A verbatim copy of the records is required, with all pictures left out.

_Records provided_:
┄┄┄┄┄┄

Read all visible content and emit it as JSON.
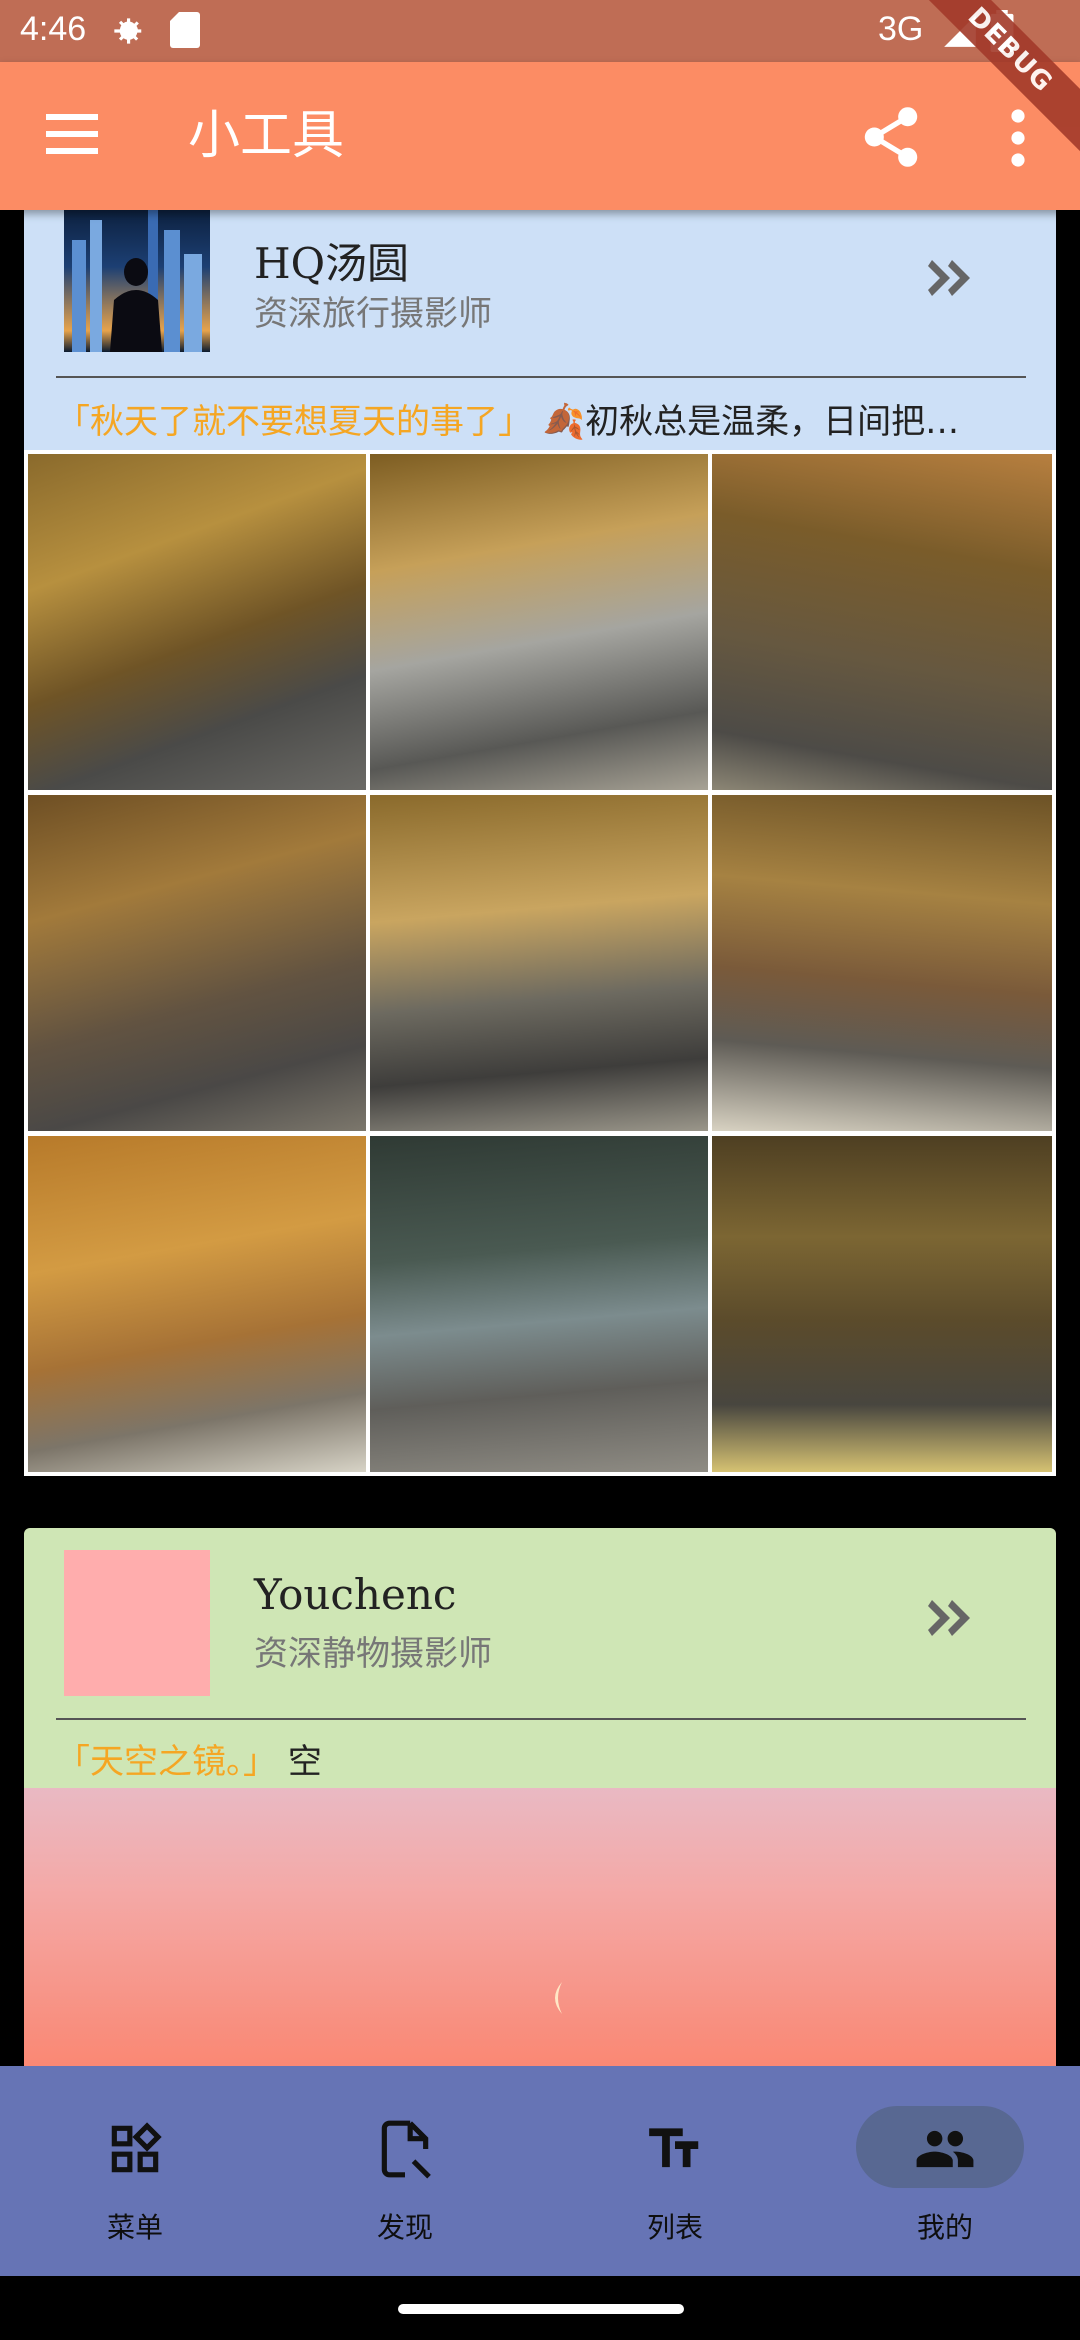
{
  "status_bar": {
    "time": "4:46",
    "network": "3G",
    "debug_banner": "DEBUG"
  },
  "app_bar": {
    "title": "小工具",
    "icons": [
      "menu-icon",
      "share-icon",
      "more-vert-icon"
    ],
    "color": "#fc8c64"
  },
  "posts": [
    {
      "author": "HQ汤圆",
      "author_title": "资深旅行摄影师",
      "quote_title": "「秋天了就不要想夏天的事了」",
      "quote_text": "🍂初秋总是温柔，日间把…",
      "card_color": "#cde0f7",
      "photo_count": 9
    },
    {
      "author": "Youchenc",
      "author_title": "资深静物摄影师",
      "quote_title": "「天空之镜。」",
      "quote_text": "空",
      "card_color": "#cfe6b5"
    }
  ],
  "bottom_nav": {
    "items": [
      {
        "label": "菜单",
        "icon": "widgets-icon"
      },
      {
        "label": "发现",
        "icon": "document-search-icon"
      },
      {
        "label": "列表",
        "icon": "text-size-icon"
      },
      {
        "label": "我的",
        "icon": "people-icon",
        "selected": true
      }
    ],
    "color": "#6674b5"
  }
}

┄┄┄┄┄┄

_Solved problem_:
Read all visible content and emit it as JSON.
{
  "status_bar": {
    "time": "4:46",
    "network": "3G",
    "debug_banner": "DEBUG"
  },
  "app_bar": {
    "title": "小工具",
    "icons": [
      "menu-icon",
      "share-icon",
      "more-vert-icon"
    ],
    "color": "#fc8c64"
  },
  "posts": [
    {
      "author": "HQ汤圆",
      "author_title": "资深旅行摄影师",
      "quote_title": "「秋天了就不要想夏天的事了」",
      "quote_text": "🍂初秋总是温柔，日间把…",
      "card_color": "#cde0f7",
      "photo_count": 9
    },
    {
      "author": "Youchenc",
      "author_title": "资深静物摄影师",
      "quote_title": "「天空之镜。」",
      "quote_text": "空",
      "card_color": "#cfe6b5"
    }
  ],
  "bottom_nav": {
    "items": [
      {
        "label": "菜单",
        "icon": "widgets-icon"
      },
      {
        "label": "发现",
        "icon": "document-search-icon"
      },
      {
        "label": "列表",
        "icon": "text-size-icon"
      },
      {
        "label": "我的",
        "icon": "people-icon",
        "selected": true
      }
    ],
    "color": "#6674b5"
  }
}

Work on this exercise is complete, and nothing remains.